They didn't see the backlash coming.
On March 26, 2015, Gov. Mike Pence signed Indiana's Religious Freedom Restoration Act into law.
On its face, it is intended to allow business owners to seek relief in court if they are forced to perform activities that violate their religious beliefs.
"Sec. 9. A person whose exercise of religion has been substantially burdened, or is likely to be substantially burdened, by a violation of this chapter may assert the violation or impending violation as a claim or defense in a judicial or administrative proceeding, regardless of whether the state or any other governmental entity is a party to the proceeding. If the relevant governmental entity is not a party to the proceeding, the governmental entity has an unconditional right to intervene in order to respond to the person's invocation of this chapter."
In reality, it is designed to give business owners the ability to refuse service to LGBTQ customers if they want.
The law's proponents claim that it's no big deal. That 19 other states have similar laws on the books and that even the federal government passed a law like it in the '90s.
And that's all true. Sort of.
The thing is, times change. And people's attitudes change. Support for marriage equality — and for LGBTQ equality in general — is at an all-time high.
So whereas 10-15 years ago, the law might have been met with a shrug, in 2015, it ignited a massive uproar.
Celebrities and well-known writers called for boycotts.
Other states and cities banned officially sanctioned travel to Indiana.
Indiana business owners opposed to the law set up Open4Serv to support LGBTQ-friendly companies in the state.
Indianapolis' Republican mayor came out fiercely against the law.

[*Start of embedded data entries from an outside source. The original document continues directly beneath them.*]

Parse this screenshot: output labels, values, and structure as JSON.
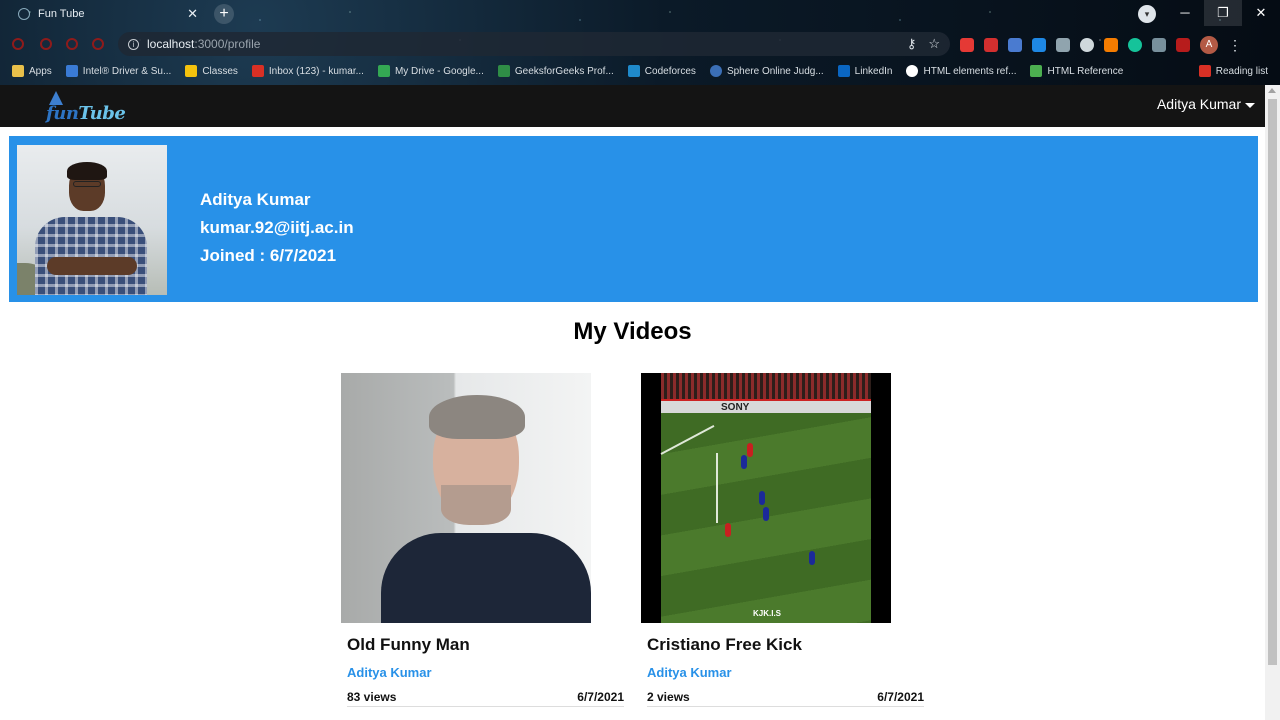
{
  "browser": {
    "tab_title": "Fun Tube",
    "tab_close": "✕",
    "new_tab": "+",
    "url_host": "localhost",
    "url_path": ":3000/profile",
    "window_controls": [
      "─",
      "❐",
      "✕"
    ],
    "profile_initial": "A",
    "bookmarks": [
      {
        "label": "Apps",
        "color": "#e8c04a"
      },
      {
        "label": "Intel® Driver & Su...",
        "color": "#3a7bd5"
      },
      {
        "label": "Classes",
        "color": "#f4c20d"
      },
      {
        "label": "Inbox (123) - kumar...",
        "color": "#d93025"
      },
      {
        "label": "My Drive - Google...",
        "color": "#34a853"
      },
      {
        "label": "GeeksforGeeks Prof...",
        "color": "#2f8d46"
      },
      {
        "label": "Codeforces",
        "color": "#1f8acb"
      },
      {
        "label": "Sphere Online Judg...",
        "color": "#3b6fb6"
      },
      {
        "label": "LinkedIn",
        "color": "#0a66c2"
      },
      {
        "label": "HTML elements ref...",
        "color": "#ffffff"
      },
      {
        "label": "HTML Reference",
        "color": "#4caf50"
      }
    ],
    "reading_list": "Reading list"
  },
  "site": {
    "logo_fun": "fun",
    "logo_tube": "Tube",
    "user_menu_label": "Aditya Kumar"
  },
  "profile": {
    "name": "Aditya Kumar",
    "email": "kumar.92@iitj.ac.in",
    "joined": "Joined : 6/7/2021"
  },
  "section_title": "My Videos",
  "videos": [
    {
      "title": "Old Funny Man",
      "author": "Aditya Kumar",
      "views": "83 views",
      "date": "6/7/2021"
    },
    {
      "title": "Cristiano Free Kick",
      "author": "Aditya Kumar",
      "views": "2 views",
      "date": "6/7/2021",
      "overlay_text": "SONY",
      "watermark": "KJK.I.S"
    }
  ],
  "colors": {
    "banner": "#2891e8",
    "navbar": "#141414",
    "author_link": "#2891e8"
  }
}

"Our city thrives because we have welcomed and embraced diversity. And RFRA threatens what thousands of people have spent decades building.
Discrimination is wrong. And I hope that message is being heard loud and clear at our Statehouse." — Indianapolis Mayor Greg Ballard, Indianapolis Star
And in an extremely rare move, Indiana's biggest paper published an editorial on the front page, calling for the governor to amend the law to explicitly prevent discrimination against LGBTQ folks.
"We are at a critical moment in Indiana's history.
And much is at stake.
Our image. Our reputation as a state that embraces people of diverse backgrounds and makes them feel welcome. And our efforts over many years to retool our economy, to attract talented workers and thriving businesses, and to improve the quality of life for millions of Hoosiers.
All of this is at risk because of a new law, the Religious Freedom Restoration Act, that no matter its original intent already has done enormous harm to our state and potentially our economic future.
The consequences will only get worse if our state leaders delay in fixing the deep mess created.
Half steps will not be enough. Half steps will not undo the damage.
Only bold action — action that sends an unmistakable message to the world that our state will not tolerate discrimination against any of its citizens — will be enough to reverse the damage." — Indianapolis Star editorial, March 31, 2015
And while some people didn't think the editorial went quite far enough...
(Who IS that idiot? Oh right. It was me).
...it was still a gutsy move.
Indeed, 10-15 years ago, this all probably would have blown over. It might have even met with a decent amount of support.
But this time is different.
And thanks to the efforts of LGBTQ folks and their allies in and out of state, Indiana's lawmakers are just starting to wake up to the fact that they screwed up.